[WHAT THE TASK REQUIRES]
What is needed is each line of the data below that holds the string "初审通过".

[EXTRACTED DATA Boundary: Start]

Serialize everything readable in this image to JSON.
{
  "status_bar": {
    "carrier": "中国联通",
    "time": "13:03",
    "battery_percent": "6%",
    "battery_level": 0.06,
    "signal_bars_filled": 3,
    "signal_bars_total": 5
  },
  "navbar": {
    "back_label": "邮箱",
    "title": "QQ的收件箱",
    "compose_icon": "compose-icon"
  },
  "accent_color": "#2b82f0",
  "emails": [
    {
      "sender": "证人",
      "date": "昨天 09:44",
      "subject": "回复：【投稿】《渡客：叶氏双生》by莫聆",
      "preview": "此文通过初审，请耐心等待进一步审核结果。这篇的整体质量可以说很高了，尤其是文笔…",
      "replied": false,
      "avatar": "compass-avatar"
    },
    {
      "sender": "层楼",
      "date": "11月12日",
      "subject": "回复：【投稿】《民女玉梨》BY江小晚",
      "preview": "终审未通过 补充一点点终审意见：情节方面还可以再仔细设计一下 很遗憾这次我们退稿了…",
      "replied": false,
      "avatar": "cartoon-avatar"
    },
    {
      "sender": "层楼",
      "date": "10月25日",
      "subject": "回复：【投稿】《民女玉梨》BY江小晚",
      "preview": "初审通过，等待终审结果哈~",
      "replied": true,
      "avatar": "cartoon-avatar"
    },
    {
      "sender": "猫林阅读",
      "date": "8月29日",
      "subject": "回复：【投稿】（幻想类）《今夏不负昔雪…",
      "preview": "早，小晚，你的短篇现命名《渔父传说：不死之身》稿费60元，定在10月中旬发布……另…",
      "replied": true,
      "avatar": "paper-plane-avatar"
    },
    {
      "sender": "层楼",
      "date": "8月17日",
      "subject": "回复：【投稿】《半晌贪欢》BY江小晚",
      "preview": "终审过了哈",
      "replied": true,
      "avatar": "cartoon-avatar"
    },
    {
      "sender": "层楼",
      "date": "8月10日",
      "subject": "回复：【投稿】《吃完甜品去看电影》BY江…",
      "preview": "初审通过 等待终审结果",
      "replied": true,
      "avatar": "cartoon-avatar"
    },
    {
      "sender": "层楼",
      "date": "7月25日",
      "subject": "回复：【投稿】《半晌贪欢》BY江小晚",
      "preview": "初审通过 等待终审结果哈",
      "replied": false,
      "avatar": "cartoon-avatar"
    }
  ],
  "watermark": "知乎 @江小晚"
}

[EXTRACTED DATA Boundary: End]

[SOLVED PROBLEM]
      "preview": "初审通过，等待终审结果哈~",
      "preview": "初审通过 等待终审结果",
      "preview": "初审通过 等待终审结果哈",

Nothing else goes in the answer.